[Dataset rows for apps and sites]
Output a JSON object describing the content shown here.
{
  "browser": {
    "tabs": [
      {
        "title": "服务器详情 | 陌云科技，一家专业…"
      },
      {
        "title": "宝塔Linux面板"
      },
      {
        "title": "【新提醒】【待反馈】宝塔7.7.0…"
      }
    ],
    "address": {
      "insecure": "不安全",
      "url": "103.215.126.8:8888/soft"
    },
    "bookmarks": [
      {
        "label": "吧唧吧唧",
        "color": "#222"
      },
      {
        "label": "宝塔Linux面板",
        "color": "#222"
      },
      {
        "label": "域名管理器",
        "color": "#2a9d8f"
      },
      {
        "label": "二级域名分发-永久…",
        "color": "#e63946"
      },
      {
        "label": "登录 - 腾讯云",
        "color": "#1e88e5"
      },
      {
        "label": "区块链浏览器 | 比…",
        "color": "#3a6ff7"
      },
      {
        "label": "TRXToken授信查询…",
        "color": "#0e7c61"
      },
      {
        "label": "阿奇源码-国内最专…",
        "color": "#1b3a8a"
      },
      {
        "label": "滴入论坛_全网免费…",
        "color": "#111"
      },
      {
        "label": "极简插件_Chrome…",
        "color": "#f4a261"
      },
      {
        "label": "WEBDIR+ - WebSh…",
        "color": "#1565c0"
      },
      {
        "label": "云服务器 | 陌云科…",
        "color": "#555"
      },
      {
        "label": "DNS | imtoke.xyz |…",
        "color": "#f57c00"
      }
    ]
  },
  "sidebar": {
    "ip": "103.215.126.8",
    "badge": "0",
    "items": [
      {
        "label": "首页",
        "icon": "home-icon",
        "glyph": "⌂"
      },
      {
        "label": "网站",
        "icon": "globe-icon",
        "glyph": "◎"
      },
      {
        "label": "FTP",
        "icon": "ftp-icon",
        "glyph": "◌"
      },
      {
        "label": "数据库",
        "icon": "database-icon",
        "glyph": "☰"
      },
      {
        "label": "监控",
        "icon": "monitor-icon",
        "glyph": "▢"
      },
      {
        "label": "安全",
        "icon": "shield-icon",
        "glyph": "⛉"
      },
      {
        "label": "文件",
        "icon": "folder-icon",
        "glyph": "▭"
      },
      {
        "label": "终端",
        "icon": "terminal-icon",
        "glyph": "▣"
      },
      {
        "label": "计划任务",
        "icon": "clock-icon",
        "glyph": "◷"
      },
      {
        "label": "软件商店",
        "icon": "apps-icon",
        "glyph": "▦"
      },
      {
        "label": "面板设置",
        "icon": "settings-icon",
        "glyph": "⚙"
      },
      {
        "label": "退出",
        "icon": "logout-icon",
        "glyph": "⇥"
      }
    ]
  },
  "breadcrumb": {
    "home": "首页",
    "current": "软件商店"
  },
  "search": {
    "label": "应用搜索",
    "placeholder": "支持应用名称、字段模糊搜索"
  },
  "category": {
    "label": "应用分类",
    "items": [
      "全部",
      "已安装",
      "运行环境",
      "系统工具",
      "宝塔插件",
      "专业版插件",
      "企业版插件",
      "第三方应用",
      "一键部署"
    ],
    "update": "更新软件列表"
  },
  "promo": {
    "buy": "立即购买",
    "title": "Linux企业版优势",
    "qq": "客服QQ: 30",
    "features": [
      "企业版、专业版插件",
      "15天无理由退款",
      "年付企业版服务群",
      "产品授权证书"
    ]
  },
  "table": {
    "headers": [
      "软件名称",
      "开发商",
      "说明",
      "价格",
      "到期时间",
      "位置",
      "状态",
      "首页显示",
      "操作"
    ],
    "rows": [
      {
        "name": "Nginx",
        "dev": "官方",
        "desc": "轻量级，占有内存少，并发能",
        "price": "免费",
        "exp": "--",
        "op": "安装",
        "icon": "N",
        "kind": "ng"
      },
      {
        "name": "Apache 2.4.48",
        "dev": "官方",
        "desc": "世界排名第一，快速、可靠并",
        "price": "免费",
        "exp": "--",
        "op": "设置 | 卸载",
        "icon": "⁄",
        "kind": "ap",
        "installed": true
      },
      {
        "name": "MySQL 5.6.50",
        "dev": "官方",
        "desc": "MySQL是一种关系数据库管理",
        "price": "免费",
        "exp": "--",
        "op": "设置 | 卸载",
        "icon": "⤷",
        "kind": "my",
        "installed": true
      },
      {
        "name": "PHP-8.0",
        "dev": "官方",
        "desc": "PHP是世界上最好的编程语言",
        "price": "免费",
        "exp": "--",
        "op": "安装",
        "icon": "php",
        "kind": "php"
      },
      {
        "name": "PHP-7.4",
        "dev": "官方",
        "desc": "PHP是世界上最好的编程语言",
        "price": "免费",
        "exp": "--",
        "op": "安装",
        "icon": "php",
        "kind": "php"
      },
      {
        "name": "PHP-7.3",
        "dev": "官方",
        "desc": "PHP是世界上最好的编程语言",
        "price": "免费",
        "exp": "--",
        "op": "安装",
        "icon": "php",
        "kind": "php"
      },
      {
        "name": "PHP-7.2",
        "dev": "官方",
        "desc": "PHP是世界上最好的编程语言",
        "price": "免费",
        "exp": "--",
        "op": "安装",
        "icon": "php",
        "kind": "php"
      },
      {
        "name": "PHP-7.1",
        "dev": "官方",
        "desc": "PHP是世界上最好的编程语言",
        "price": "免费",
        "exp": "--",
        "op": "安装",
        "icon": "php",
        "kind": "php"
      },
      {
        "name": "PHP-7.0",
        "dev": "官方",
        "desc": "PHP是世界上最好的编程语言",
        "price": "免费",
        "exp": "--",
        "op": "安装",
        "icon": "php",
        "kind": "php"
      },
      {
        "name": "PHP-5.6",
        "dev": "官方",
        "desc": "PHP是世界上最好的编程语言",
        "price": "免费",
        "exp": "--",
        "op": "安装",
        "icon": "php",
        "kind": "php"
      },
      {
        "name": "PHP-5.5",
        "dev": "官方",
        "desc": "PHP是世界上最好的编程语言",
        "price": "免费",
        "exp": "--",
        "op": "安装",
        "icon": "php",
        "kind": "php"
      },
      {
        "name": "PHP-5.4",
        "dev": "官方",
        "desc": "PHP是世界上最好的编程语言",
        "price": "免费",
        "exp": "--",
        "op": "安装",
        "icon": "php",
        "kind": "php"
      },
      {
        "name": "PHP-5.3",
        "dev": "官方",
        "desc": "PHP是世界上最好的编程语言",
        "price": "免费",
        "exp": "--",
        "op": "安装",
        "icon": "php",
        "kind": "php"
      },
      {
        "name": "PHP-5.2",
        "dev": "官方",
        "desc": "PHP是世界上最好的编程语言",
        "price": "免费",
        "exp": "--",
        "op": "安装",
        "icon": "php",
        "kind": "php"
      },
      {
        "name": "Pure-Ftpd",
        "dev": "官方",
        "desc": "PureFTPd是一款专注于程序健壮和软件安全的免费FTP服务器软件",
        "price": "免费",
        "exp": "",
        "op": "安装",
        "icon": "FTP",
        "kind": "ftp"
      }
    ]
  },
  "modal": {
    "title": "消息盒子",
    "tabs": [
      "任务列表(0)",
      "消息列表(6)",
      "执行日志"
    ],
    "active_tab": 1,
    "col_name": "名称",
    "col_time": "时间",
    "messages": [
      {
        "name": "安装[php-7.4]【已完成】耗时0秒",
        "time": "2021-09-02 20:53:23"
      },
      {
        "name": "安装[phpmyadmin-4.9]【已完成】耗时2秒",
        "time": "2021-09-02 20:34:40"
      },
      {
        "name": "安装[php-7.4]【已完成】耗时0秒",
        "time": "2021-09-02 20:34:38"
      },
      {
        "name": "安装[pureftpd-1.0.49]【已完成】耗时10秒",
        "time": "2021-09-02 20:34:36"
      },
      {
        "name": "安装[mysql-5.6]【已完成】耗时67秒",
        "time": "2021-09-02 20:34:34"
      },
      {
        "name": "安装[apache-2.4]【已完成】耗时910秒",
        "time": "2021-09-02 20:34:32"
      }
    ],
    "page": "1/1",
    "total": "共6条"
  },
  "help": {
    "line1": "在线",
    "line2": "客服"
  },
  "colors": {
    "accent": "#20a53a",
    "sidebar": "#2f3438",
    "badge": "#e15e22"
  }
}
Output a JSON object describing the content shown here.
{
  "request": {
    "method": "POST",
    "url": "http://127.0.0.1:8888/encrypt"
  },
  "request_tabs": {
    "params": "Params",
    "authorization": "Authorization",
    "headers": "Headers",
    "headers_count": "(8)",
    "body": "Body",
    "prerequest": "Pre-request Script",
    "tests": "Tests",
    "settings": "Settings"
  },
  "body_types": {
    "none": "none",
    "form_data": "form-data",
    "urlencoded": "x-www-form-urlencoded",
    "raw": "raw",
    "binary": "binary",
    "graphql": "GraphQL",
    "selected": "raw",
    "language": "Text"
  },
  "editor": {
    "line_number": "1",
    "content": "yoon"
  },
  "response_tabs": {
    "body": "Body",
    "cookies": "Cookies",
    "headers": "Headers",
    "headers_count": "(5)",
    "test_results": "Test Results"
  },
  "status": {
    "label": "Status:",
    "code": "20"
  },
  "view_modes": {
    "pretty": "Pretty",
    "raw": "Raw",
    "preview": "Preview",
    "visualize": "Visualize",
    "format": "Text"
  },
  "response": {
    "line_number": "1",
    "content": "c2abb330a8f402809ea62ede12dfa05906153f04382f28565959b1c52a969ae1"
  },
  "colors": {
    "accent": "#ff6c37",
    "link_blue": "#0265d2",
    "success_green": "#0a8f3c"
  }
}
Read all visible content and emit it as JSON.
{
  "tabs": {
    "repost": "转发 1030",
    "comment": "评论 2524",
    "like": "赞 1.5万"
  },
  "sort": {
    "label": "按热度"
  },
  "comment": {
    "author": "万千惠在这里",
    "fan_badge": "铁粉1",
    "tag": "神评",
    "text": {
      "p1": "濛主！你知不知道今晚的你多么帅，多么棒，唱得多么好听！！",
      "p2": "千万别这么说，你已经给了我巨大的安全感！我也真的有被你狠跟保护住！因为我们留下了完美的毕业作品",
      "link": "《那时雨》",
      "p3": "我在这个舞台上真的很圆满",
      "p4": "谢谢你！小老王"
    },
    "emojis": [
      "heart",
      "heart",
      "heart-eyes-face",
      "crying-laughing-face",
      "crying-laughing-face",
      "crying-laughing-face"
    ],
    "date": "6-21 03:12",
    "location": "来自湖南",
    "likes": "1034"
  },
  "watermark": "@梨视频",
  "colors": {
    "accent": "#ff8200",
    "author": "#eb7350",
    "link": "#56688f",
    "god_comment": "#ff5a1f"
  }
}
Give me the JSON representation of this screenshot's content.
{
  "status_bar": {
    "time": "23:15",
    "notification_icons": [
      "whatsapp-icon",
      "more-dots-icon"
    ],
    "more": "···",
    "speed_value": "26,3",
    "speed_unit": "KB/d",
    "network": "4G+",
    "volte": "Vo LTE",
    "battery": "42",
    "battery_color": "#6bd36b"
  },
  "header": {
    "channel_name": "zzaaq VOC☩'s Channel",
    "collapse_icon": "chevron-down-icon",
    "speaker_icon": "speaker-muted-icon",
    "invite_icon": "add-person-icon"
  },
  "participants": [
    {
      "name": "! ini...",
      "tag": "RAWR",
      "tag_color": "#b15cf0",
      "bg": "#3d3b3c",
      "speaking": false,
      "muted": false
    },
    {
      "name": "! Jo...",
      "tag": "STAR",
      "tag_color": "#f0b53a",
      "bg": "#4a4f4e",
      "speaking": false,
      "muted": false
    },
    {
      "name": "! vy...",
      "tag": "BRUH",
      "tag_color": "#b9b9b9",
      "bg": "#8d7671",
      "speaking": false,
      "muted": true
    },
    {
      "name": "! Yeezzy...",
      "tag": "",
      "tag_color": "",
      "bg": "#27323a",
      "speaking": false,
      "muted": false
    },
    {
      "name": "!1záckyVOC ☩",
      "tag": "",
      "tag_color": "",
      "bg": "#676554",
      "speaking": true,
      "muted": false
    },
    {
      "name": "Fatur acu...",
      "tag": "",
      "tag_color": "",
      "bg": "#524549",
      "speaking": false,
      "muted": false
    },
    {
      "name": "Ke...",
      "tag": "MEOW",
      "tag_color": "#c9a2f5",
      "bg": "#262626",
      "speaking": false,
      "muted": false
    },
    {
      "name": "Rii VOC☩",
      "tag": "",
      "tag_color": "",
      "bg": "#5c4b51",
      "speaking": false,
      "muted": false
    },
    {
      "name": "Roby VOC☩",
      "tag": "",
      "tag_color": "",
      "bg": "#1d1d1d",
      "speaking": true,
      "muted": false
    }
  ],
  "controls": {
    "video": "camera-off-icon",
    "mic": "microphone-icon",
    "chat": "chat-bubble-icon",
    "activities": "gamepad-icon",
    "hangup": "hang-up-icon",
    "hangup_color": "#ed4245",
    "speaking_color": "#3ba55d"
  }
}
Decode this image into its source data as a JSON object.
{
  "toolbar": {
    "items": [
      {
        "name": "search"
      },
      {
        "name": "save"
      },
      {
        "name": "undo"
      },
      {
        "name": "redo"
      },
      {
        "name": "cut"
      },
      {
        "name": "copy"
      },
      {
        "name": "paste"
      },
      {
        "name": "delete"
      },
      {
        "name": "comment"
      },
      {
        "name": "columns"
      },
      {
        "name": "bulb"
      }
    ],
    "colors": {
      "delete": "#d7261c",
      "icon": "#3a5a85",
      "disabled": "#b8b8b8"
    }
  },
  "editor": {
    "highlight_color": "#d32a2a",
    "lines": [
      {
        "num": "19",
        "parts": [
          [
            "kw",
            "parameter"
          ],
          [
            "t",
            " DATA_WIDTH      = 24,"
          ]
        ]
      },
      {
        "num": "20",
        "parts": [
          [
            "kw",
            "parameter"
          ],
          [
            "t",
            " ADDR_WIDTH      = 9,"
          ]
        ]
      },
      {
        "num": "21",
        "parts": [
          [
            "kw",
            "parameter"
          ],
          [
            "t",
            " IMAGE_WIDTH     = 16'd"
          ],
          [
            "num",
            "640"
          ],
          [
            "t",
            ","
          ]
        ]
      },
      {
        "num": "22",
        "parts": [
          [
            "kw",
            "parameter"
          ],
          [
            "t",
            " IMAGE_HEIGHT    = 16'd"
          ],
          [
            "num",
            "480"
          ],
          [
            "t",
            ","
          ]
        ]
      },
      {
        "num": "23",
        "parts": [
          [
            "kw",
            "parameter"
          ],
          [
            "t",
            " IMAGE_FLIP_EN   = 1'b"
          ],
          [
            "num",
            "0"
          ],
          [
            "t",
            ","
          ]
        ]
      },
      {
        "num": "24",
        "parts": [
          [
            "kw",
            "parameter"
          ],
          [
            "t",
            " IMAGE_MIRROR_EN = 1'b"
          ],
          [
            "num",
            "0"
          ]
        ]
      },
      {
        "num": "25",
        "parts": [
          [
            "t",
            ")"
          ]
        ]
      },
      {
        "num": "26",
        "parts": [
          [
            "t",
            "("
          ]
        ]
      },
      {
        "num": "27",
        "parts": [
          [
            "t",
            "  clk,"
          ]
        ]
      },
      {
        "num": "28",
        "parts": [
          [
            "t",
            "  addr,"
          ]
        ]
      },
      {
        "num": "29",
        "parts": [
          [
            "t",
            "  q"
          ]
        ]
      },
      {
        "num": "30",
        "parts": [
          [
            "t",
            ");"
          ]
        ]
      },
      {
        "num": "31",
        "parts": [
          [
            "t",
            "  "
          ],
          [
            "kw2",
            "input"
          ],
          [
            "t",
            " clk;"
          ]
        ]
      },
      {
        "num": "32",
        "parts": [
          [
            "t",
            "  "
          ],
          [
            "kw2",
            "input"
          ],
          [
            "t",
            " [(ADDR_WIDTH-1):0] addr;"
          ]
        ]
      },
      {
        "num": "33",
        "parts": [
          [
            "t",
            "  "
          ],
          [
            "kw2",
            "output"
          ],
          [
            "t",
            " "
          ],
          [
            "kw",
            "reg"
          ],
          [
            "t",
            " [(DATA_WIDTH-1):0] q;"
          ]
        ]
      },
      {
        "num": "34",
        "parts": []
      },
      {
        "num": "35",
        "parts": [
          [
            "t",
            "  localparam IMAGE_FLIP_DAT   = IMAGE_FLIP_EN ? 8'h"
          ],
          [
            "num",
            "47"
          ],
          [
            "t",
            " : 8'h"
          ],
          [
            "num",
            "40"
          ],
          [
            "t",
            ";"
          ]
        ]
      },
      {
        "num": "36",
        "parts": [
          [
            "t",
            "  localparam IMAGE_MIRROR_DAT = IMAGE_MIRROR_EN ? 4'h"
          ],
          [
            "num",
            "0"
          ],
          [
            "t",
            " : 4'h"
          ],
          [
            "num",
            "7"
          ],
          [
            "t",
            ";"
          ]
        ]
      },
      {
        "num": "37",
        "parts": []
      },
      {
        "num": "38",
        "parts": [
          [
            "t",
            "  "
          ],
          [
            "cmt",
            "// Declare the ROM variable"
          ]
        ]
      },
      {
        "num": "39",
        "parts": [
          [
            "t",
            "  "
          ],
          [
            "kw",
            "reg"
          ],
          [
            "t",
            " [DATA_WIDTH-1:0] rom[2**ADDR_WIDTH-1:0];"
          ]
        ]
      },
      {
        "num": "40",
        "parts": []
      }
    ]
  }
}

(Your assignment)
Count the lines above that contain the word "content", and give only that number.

(Solution)
6